As my project is working towards building new environments using virtual servers on Hyper-V, I’ve been working with the Microsoft Deployment Toolkit (MDT) to create standardized server deploy images. MDT provides a wonderful mechanism to provide a repeatable build process. In addition to the obvious advantage of speed and saving the mental health of the poor installer who has to build 100+ servers manually, it creates a nice standardized build environment where you know where you stand in terms of how servers were configured, what service packs were applied, etc.
However I ran into a fun snag with installing Windows Server 2003 x64 using MDT on Hyper-V. So MDT creates an ISO boot image which you can point your guest VM’s virtual DVD drive at to boot the OS. The basic OS goes on okay, but then the install fails. The root of the problem is that after the OS has been installed, the installer tries to connect to the MDT deployment share to continue the installation tasks specified in the task sequence. However, Windows 2003 will not recognize the Hyper-V virtual NIC until Windows 2003 SP2 has been installed AND the Hyper-V guest components are installed. Hyper-V provides a work-around for this in that I could use the Legacy Network Adapter until the OS is configured then do a swap of NICs later. However, the Hyper-V Legacy Network Adapter is incompatible with 64-bit operating systems. In my opinion it’s also a bit of a kludge as my goal is to have a completely configured OS stood up with minimum user intervention after the fact.

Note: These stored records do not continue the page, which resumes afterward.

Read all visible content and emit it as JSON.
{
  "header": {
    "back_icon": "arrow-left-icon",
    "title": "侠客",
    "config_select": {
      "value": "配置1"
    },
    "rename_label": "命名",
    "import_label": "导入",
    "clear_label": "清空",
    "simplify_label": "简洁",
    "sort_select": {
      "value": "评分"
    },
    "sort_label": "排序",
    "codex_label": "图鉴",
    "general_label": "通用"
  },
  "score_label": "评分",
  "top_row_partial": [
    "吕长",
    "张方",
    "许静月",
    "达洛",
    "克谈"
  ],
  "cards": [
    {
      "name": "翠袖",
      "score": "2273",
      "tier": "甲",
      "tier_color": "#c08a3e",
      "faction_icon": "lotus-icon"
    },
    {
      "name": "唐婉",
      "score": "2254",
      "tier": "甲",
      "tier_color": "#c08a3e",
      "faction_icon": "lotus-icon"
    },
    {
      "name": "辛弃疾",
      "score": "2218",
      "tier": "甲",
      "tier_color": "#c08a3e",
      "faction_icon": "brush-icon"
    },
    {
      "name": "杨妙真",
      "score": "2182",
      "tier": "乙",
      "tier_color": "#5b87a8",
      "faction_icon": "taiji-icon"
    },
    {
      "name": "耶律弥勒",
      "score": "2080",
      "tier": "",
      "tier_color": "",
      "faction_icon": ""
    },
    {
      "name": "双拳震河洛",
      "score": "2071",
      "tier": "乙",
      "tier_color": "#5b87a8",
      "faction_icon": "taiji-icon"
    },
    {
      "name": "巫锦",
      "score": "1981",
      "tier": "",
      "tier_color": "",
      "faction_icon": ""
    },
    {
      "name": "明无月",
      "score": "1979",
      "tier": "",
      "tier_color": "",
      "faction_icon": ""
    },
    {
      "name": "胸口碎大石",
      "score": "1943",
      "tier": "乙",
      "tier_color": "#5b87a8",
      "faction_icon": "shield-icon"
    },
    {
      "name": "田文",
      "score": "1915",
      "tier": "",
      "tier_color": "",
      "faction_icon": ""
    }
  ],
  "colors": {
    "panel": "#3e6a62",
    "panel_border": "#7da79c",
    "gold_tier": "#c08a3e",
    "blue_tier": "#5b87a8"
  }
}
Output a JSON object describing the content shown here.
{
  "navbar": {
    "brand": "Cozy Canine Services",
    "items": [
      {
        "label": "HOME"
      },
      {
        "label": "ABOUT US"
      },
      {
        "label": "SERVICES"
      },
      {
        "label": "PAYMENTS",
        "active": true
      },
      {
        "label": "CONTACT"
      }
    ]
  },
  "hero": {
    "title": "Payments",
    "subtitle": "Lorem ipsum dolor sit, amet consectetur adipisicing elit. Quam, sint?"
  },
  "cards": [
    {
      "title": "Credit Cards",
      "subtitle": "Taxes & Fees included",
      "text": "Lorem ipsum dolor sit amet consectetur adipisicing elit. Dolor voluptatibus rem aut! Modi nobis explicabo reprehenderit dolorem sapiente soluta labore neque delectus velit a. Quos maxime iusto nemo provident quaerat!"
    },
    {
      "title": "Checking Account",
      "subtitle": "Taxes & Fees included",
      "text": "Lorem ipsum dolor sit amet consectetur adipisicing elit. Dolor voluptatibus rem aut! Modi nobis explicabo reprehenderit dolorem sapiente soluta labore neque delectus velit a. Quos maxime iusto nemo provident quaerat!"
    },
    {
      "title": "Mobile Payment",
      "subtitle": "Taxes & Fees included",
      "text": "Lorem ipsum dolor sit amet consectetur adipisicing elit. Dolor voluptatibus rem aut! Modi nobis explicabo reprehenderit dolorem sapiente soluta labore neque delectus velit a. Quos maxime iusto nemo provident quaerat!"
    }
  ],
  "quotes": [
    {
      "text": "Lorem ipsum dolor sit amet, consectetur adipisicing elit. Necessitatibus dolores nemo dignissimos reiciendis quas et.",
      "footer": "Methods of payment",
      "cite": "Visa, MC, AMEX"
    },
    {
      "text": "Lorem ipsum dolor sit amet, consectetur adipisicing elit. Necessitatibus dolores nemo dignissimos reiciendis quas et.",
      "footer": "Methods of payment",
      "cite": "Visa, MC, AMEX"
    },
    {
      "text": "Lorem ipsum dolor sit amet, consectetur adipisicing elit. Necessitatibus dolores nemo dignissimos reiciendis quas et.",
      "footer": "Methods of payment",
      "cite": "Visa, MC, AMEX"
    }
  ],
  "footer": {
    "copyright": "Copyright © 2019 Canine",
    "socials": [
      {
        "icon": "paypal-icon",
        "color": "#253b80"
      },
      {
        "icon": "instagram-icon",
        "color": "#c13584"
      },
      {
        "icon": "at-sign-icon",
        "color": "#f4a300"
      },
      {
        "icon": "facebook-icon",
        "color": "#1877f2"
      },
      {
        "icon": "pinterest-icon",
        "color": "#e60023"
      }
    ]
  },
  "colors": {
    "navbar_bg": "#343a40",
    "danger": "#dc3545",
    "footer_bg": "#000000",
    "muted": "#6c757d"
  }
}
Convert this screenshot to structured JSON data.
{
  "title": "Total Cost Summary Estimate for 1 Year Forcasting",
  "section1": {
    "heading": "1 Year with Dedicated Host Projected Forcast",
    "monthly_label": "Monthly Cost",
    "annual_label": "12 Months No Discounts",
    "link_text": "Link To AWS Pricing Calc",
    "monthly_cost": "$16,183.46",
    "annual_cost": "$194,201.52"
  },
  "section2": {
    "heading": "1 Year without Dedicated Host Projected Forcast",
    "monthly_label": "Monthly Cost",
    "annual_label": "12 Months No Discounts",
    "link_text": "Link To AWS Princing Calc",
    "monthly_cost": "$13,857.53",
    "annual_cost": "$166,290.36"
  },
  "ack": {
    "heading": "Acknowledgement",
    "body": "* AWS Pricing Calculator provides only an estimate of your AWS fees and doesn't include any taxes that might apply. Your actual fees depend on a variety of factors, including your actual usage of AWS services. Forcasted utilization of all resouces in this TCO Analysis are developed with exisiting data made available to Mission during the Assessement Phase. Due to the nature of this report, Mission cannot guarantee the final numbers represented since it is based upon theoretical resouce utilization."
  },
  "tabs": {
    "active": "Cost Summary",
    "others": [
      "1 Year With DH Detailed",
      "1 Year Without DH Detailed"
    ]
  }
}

The first problem is relatively easy to solve by slipstreaming SP2 into the base OS installation media. But how do I install the Hyper-V guest components to get the network adapter working without a network adapter to connect to the MDT deployment share? Luckily for us, the folks who designed MDT were thinking ahead and gave us an option to consolidate all of our installs into a stand-alone ISO using the MDT Deployment Media option. Like the MDT deployment share it creates a bootable ISO, but the difference here is that all of the applications, drivers, etc. that you want to install are included in the bootable ISO. This option is found under “Advanced Configuration” in the MDT Deployment Share of Deployment Workbench.
So I added the Hyper-V guest components (found under c:\windows\vmguest of your host OS) as an application unto itself. The final piece of the puzzle then was organizing the task sequence so that I did all of my network settings work AFTER I installed the Hyper-V guest components. By default, MDT will create a Task Sequence which configures networking and tries to join the domain under the “State Restore” task group. Instead I added a group after the State Restore called “Install Hyper-V Components” which installs the Hyper-V guest components and restarts the computer, then added a group after that to apply the network settings and join to the domain. One note: When specifying the Hyper-V command line installation parameters, make sure and use the /norestart switch, otherwise the guest components will hang with some errors requiring manual intervention. It doesn’t really affect the installation of the guest components, but having to have a user click “OK” on some error dialogs defeats the purpose of a scripted install.
So to sum up, the steps are:
Slipstream Windows Service Pack 2 into the Windows 2003 x64 installation media
Add the Hyper-V Guest components as an application to your MDT deployment share
Organize the task sequence to have the Hyper-V guest components application install after the State Restore task group
Move the network settings (and all other application installs) after the Hyper-V guest components installation in the task sequence
Create Deployment Media which does not require connectivity to the MDT deployment share